Polk tried something different with the 4 Shot, using a microphone that recesses into the bottom of the left ear cup. Pressing it inward will cause the microphone to pop out as if spring loaded, while pushing it in again gets it to catch hide away. Where other headsets focus on a boom mic that is positioned close to the mouth, the pop-out microphone skirts the jawline. Having a microphone like this helps keep the headset from being an eyesore in daily use, but it doesn't come without issues. The voice quality that it produces isn't that great. Voices sound distant, but also somewhat noisy as the bleed over from the headset can be picked up.
Thankfully Polk includes a boom microphone with a tangle-free braided cord. The boom microphone has much better clarity, making it the preferred one to use. It's a shame that the flat, braided cable is only attached to the boom microphone, as it is a great cable to use. A straight cable, as well as a single button cable for smartphones and tablets are included as well. Also included is a custom adapter for an Xbox One controller, giving gamers a chance to access chat and game volume controls or mute the microphone.
With Polk's long history in making audio devices, the 4 Shot headset should have a lot going for it. When it comes to games, the headset really stands out. It has a rich bass that helps players get into the environment, especially in first person shooter titles. There is a reason for this, as Polk worked with Microsoft to tune the headset for the games on the company's consoles. Specifically, the 4 Shot was tuned for franchises like Halo and Forza Motorsport.
When it comes to music and movies, the 4 Shot has some inconsistent sound moments to it. It seems like there is a problem with the way the headset is balanced. In some instances when listening to music, the sound seemed hollow like there was a lack of power behind it. It was like the sound chamber was empty, and the speakers were set far away.
In bass heavy songs this wasn't as prevalent, but in rock and pop music the problem really stands out. Anything that mixes heavy in the highs suffers greatly from this. As for movies, the sound lacks an impact that users would expect. In heavy dialogue parts, the same hollow feeling comes through. But when a heavy action scene comes on, the bass kicks in to covers everything else up.
That isn't to say that the sound from the 4 Shot is weak by any means. When putting the headset through song tests, it hit 102.2dB as 100 percent source volume on "Hunter." From 100 to 25 percent, the decibel levels dropped 25 to 27 percent on the three tested songs. Each step down is generally around nine to 11 decibels, with the exception of the roughly 5 decibel from 50 to 25 percent on "Notorious." The sweet spot is around 60 to 70 percent volume from the source for the best balance in the sound. When the volume is dropped to 25 percent, everything starts to fall apart. All of the sound loses emphasis and becomes flat.

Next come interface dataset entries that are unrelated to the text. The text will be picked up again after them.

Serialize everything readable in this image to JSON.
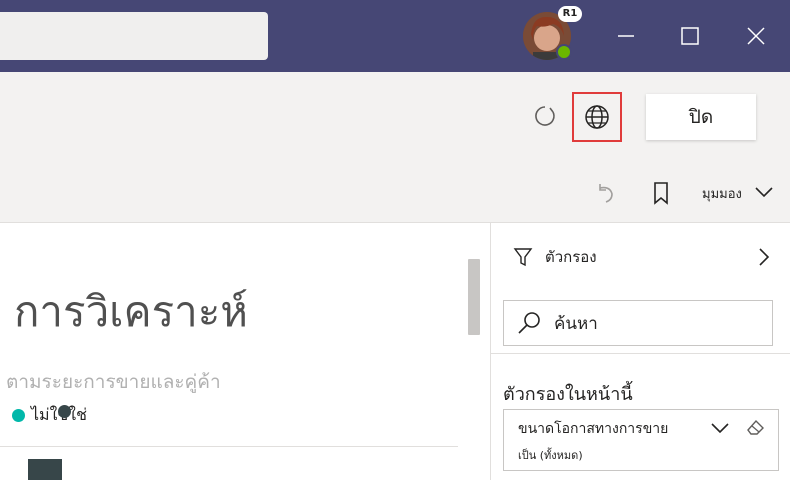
{
  "titlebar": {
    "avatar_badge": "R1",
    "window_buttons": [
      "minimize",
      "maximize",
      "close"
    ]
  },
  "toolbar": {
    "close_label": "ปิด",
    "view_label": "มุมมอง"
  },
  "report": {
    "title": "การวิเคราะห์",
    "subtitle": "ตามระยะการขายและคู่ค้า",
    "legend_text": "ไม่ใช่ใช่"
  },
  "filters_pane": {
    "title": "ตัวกรอง",
    "search_placeholder": "ค้นหา",
    "section_title": "ตัวกรองในหน้านี้",
    "filter_card": {
      "name": "ขนาดโอกาสทางการขาย",
      "value": "เป็น (ทั้งหมด)"
    }
  },
  "colors": {
    "titlebar": "#464775",
    "accent_highlight": "#e03b3b",
    "legend_teal": "#01b8aa",
    "legend_dark": "#374649",
    "presence": "#6bb700"
  }
}
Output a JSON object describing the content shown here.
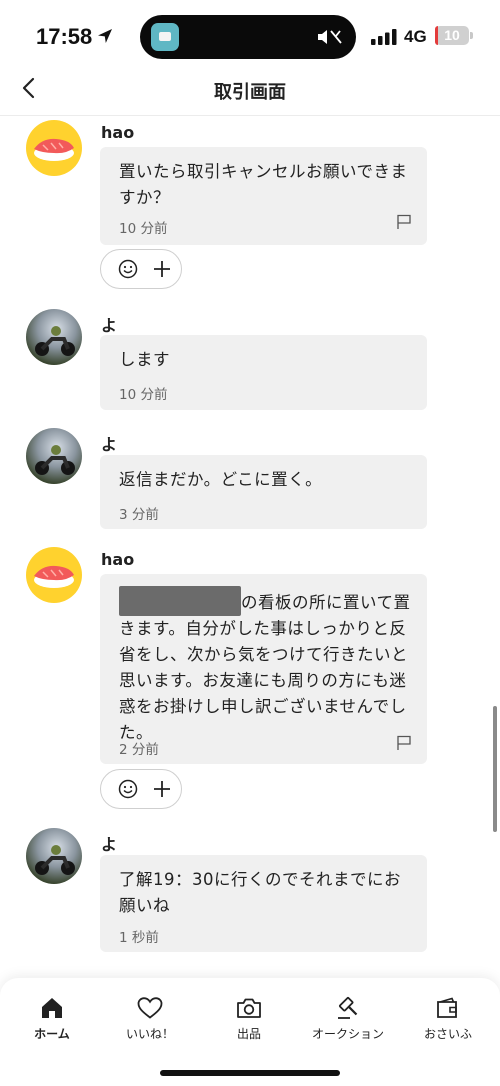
{
  "status_bar": {
    "time": "17:58",
    "network": "4G",
    "battery": "10"
  },
  "header": {
    "title": "取引画面"
  },
  "messages": [
    {
      "sender": "hao",
      "avatar": "sushi-avatar",
      "text": "置いたら取引キャンセルお願いできますか？",
      "ago": "10 分前",
      "has_flag": true,
      "has_reactions": true
    },
    {
      "sender": "よ",
      "avatar": "motorcycle-photo-avatar",
      "text": "します",
      "ago": "10 分前"
    },
    {
      "sender": "よ",
      "avatar": "motorcycle-photo-avatar",
      "text": "返信まだか。どこに置く。",
      "ago": "3 分前"
    },
    {
      "sender": "hao",
      "avatar": "sushi-avatar",
      "text": "の看板の所に置いて置きます。自分がした事はしっかりと反省をし、次から気をつけて行きたいと思います。お友達にも周りの方にも迷惑をお掛けし申し訳ございませんでした。",
      "ago": "2 分前",
      "has_flag": true,
      "has_reactions": true
    },
    {
      "sender": "よ",
      "avatar": "motorcycle-photo-avatar",
      "text": "了解19：30に行くのでそれまでにお願いね",
      "ago": "1 秒前"
    }
  ],
  "tabs": [
    {
      "label": "ホーム",
      "icon": "home-icon",
      "active": true
    },
    {
      "label": "いいね！",
      "icon": "heart-icon"
    },
    {
      "label": "出品",
      "icon": "camera-icon"
    },
    {
      "label": "オークション",
      "icon": "gavel-icon"
    },
    {
      "label": "おさいふ",
      "icon": "wallet-icon"
    }
  ],
  "colors": {
    "accent_active_tab": "#222222",
    "bubble": "#f0f0f0",
    "avatar_yellow": "#ffd22e",
    "battery_low": "#e33b3b"
  }
}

Polk Audio's 4 Shot is a headset that is comfortable to wear for hours at a time, a feature that's important to gamers. With pricing as low as $105 for some colors on Amazon, the Polk Audio 4 Shot isn't a bad value for what consumers get. The design, with the sturdy spring steel headband and aluminum swivel arms, offers owners an appealing and functional design that they shouldn't be afraid to wear in public. However, the 4 Shot does have some irregularities to it that become clear when listening to music or watching films. Those issues don't hold the headset back from being an enjoyable experience in most cases, but it's something that is easily noticed.